Suit filed for Pancreatic Cancer By Use of Byetta, Januvia and Janumet
The law firm of Rheingold, Giuffra, Ruffo & Plotkin LLP has just commenced what is believed to be the first suit in New York for the development of pancreatic cancer in the user of three common anti-diabetic drugs: Byetta, Januvia and Janumet. The suit, by Staten Island resident Robert Cataletto, was filed on June 14, 2013, and it is captioned Cataletto v. Amylin Pharmaceuticals, LLC, et al., E.D.N.Y. 13-cv-3411.
Mr. Cataletto received prescriptions from the doctor attending to his adult diabetes condition in the period from 2009 to 2012 for Byetta, Januvia and Janumet. Byetta, manufactured by Merck, Inc., has been on the market since 2005 and is known as a glucagen-like peptide. It treats diabetes by preventing a build-up of sugar in the body.
Januvia is made by Amylin Pharmaceuticals LLC, a company recently bought by Bristol Myers Squibb Co. First marketed in 2007, it is in the category of a dipeptidyl-peptidase-4 drug, which also reduces blood glucose levels. When combined with an older drug, metformin, the drug is known as Janumet. The broader category for the drugs involved in this law suit is known as "incretins."
The complaint which was just filed alleges that the manufacturers of these products were alerted starting in 2010 that there was an increased incidence of pancreatic cancer in users of these drugs as compared to diabetics treated with the older, more proven forms of treatment. The notice also came from the German Medical Association and a petition by Public Citizen, a non-profit health group in Washington.
There have been similar reports of a sharp increase in pancreatitis-inflammation of the pancreas gland-in users of these same drugs. The complaint alleges that pancreatitis may be a forerunner of pancreatic cancer. Pancreatic cancer is among the deadliest of all cancers, for which there are no satisfactory treatments.
The complaint charges that the defendants were aware of the serious health risks associated with the use of these drugs and concealed them from the public, prescribing doctors and governmental regulatory bodies. It not only seeks damages for the pain and suffering and economic loss sustained by the Cataletto family but also punitive or punishment damages based on "disregard for human life."
"From our examination of the data, it appears to us that there has been over promotion and under warning by the sellers of these and other drugs in the incretin category," says Paul D. Rheingold, senior partner in the law firm. The firm specializes in representing persons injured by drugs and medical devices. It is currently heavily involved with litigation involving metal-on-metal hips made by Biomet, DePuy, Stryker and Wright Medical, all of which have genotoxic galvanic reactions known to be carcinogenic.

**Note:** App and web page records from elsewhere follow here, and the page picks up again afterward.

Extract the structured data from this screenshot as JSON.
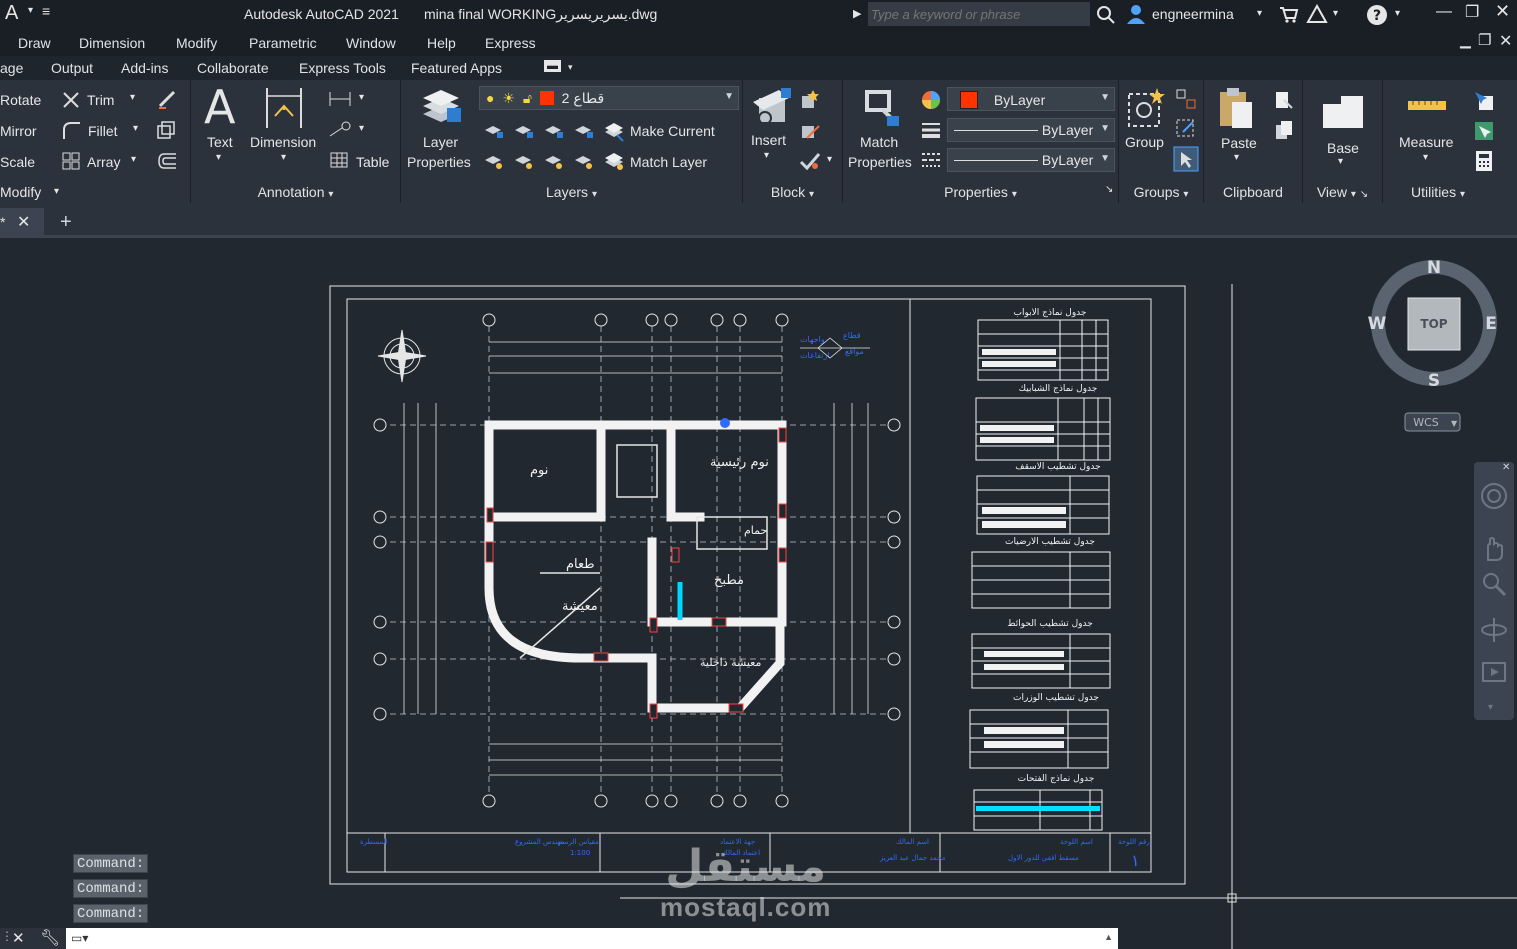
{
  "titlebar": {
    "app_logo": "A",
    "app_title": "Autodesk AutoCAD 2021",
    "file_name": "mina final WORKINGيسريريسرير.dwg",
    "search_placeholder": "Type a keyword or phrase",
    "user": "engneermina"
  },
  "menubar": [
    "Draw",
    "Dimension",
    "Modify",
    "Parametric",
    "Window",
    "Help",
    "Express"
  ],
  "ribbon_tabs": [
    "age",
    "Output",
    "Add-ins",
    "Collaborate",
    "Express Tools",
    "Featured Apps"
  ],
  "ribbon": {
    "modify": {
      "rotate": "Rotate",
      "trim": "Trim",
      "mirror": "Mirror",
      "fillet": "Fillet",
      "scale": "Scale",
      "array": "Array",
      "label": "Modify"
    },
    "annotation": {
      "text": "Text",
      "dimension": "Dimension",
      "table": "Table",
      "label": "Annotation"
    },
    "layers": {
      "layer_properties_1": "Layer",
      "layer_properties_2": "Properties",
      "current_layer": "قطاع 2",
      "make_current": "Make Current",
      "match_layer": "Match Layer",
      "label": "Layers"
    },
    "block": {
      "insert": "Insert",
      "label": "Block"
    },
    "properties": {
      "match_1": "Match",
      "match_2": "Properties",
      "color": "ByLayer",
      "linetype": "ByLayer",
      "lineweight": "ByLayer",
      "label": "Properties"
    },
    "groups": {
      "group": "Group",
      "label": "Groups"
    },
    "clipboard": {
      "paste": "Paste",
      "label": "Clipboard"
    },
    "view": {
      "base": "Base",
      "label": "View"
    },
    "utilities": {
      "measure": "Measure",
      "label": "Utilities"
    }
  },
  "viewcube": {
    "n": "N",
    "s": "S",
    "e": "E",
    "w": "W",
    "top": "TOP",
    "wcs": "WCS"
  },
  "command_history": [
    "Command:",
    "Command:",
    "Command:"
  ],
  "watermark": {
    "arabic": "مستقل",
    "latin": "mostaql.com"
  },
  "drawing": {
    "room_labels": [
      "نوم",
      "نوم رئيسية",
      "طعام",
      "معيشة",
      "مطبخ",
      "حمام",
      "معيشة داخلية"
    ],
    "schedule_titles": [
      "جدول نماذج الابواب",
      "جدول نماذج الشبابيك",
      "جدول تشطيب الاسقف",
      "جدول تشطيب الارضيات",
      "جدول تشطيب الحوائط",
      "جدول تشطيب الوزرات",
      "جدول نماذج الفتحات"
    ],
    "legend": [
      "قطاع",
      "مواقع",
      "واجهات",
      "ارتفاعات"
    ]
  }
}
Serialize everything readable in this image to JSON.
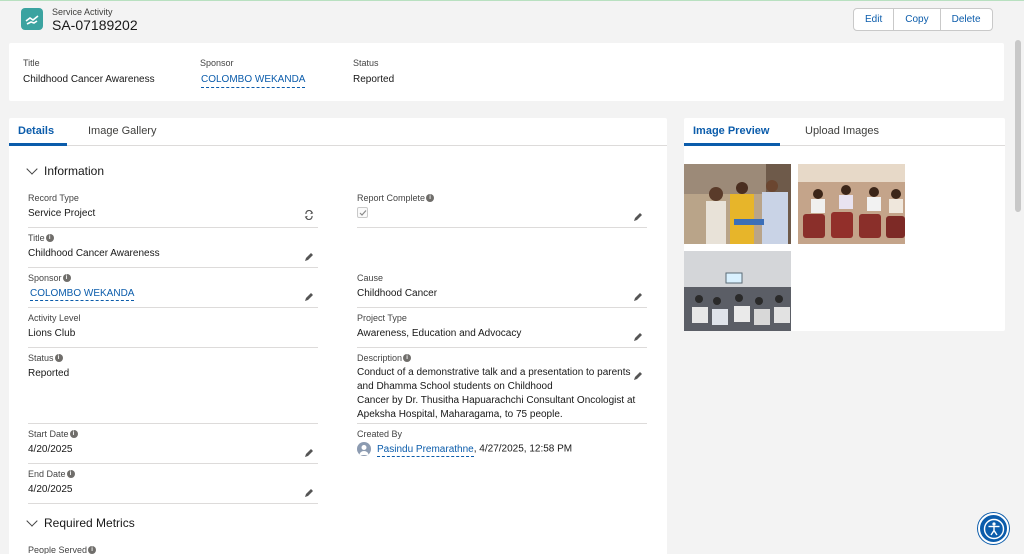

Attention is also being directed now to other drugs in the incretin category, including Victorza and Onglyza. The manufacturers of all of these drugs announced in mid-June that they would cooperate with the Food and Drug Administration and the American Diabetes Association in studying the potential link between use of incretins and the development of pancreatic cancer.